> 100 CFU/g
(level)
Nectarine 764 15 13 2
(25, 80)
0
Peach 944 18 14 1
(<50)
3
(120, 150, 260)
Plum 1018 1 1 0 0
Total 2726 34 28 3 3

Further analysis revealed that the occurrence of L. monocytogenes positive samples was higher during the second year of the survey (2018 to 2019), where a 2.2% (21/952) positive rate was found (Table 6). Both domestic and imported L. monocytogenes contaminated products contributed to this positive rate, however 13 of the 21 L. monocytogenes positive samples in the second year of the survey (2018 to 2019) were all imported from the US and represented 4 different brands with 1 brand (Brand A) accounting for 7 of the 13 positive samples. The 7 L. monocytogenes positive samples from Brand A were collected from different retail stores in 5 cities between August and October, 2018 and therefore it was more likely that the contamination was introduced at an earlier point in the food production chain prior to distribution to the retail stores.

Table 6 - Number of L. monocytogenes positive samples by survey year and origin
Origin Number of L. monocytogenes positive samples in year 1
(2016 to 2017)
Number of L. monocytogenes positive samples in year 2
(2018 to 2019)
Number of L. monocytogenes positive samples in year 3
(2019 to 2020)
Domestic 0 8 2
Imported 3 13 8
Total 3 21 10
Positive rate 0.3% (3/1001) 2.2% (21/952) 1.0% (10/994)
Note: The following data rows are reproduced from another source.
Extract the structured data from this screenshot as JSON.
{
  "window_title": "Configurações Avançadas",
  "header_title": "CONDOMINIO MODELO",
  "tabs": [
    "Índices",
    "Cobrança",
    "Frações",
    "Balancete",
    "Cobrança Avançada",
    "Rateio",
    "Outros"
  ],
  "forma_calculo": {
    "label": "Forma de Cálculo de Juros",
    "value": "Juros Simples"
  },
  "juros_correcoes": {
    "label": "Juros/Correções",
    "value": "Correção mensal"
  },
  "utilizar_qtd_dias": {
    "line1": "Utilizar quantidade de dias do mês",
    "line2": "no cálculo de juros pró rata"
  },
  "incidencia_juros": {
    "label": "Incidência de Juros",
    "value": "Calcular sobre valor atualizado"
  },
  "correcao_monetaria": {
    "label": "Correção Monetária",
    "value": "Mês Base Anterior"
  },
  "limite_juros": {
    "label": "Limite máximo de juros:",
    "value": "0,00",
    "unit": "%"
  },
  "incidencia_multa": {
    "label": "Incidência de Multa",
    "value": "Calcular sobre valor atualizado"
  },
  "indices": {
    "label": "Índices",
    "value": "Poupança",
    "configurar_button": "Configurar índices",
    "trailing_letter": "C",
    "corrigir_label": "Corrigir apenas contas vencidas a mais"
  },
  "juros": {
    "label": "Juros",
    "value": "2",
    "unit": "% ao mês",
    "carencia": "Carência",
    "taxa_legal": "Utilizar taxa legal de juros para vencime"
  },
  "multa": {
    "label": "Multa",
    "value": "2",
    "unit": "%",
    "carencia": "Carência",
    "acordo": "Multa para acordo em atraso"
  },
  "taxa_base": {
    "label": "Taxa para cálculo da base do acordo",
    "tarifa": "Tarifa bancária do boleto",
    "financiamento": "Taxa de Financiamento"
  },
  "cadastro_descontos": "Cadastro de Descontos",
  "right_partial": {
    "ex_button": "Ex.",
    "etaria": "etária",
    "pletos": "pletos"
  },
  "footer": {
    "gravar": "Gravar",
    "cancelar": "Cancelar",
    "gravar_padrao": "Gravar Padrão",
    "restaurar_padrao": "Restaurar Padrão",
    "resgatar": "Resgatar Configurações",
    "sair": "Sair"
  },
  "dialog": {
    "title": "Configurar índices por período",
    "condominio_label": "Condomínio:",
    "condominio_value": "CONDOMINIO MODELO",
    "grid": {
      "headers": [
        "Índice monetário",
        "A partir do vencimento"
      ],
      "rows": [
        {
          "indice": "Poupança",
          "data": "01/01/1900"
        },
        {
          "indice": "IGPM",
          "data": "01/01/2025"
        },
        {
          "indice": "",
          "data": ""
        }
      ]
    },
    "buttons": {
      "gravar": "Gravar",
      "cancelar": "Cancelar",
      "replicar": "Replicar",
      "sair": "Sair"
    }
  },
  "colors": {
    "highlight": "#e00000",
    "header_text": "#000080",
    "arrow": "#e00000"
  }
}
What do the survey results mean

In this 3-year survey, 98.8% of the stone fruit samples were assessed as satisfactory as Salmonella spp., E. coli O157:H7, and Shigella, as well as generic E. coli (>1000 MPN/g) were not found in any of the fresh whole stone fruit samples analyzed. The survey results suggest that most of the stone fruit samples were produced under good hygienic practices. However, L. monocytogenes was present in 1.15% (34/2947, 95% CI, [0.83, 1.60]) of the stone fruit samples. The result suggests that stone fruits are susceptible to contamination with L. monocytogenes.

At the time of writing this report, results from other similar studies were not available to allow for a comparison of study results. The CFIA did however conduct targeted surveys from 2012 to 2016 involving other types of stone fruits. These surveys investigated the presence of bacterial pathogens on the surface of fresh whole mangoesFootnote 6, and in fresh-cut mangoesFootnote 7 on the Canadian retail market. The bacterial pathogens Salmonella spp., E. coli O157:H7 and Shigella were not identified on any of the whole mango samples (0/2267) testedFootnote 6. The bacterial pathogens Salmonella spp., E. coli O157:H7, Shigella and L. monocytogenes were not found in any of the fresh-cut mango samples tested (0/194)Footnote 7. While these targeted surveys are not directly comparable due to differences in the portion of the sample tested, commodity type, and processing, the prevalence of L. monocytogenes in stone fruits found in this study was higher than that of fresh-cut mangoes.

The CFIA conducted follow-up actions such as facility inspections and additional sampling and testing. In some cases, enhanced sanitation procedures were implemented by packing facilities. As there are currently no established Canadian guidelines or policies on the presence of L. monocytogenes in fresh whole stone fruits and there were no known stone fruit-associated human listeriosis illness cases or outbreaks while the food safety investigations were being conducted, no product recalls were undertaken.

Overall, the survey results suggest that most of the stone fruit samples have been produced under hygienic practices. However, they can be infrequently contaminated with L. monocytogenes. Consequently, as with all foods, and especially those that are eaten raw, good hygienic practices are recommended for producers, retailers and consumers.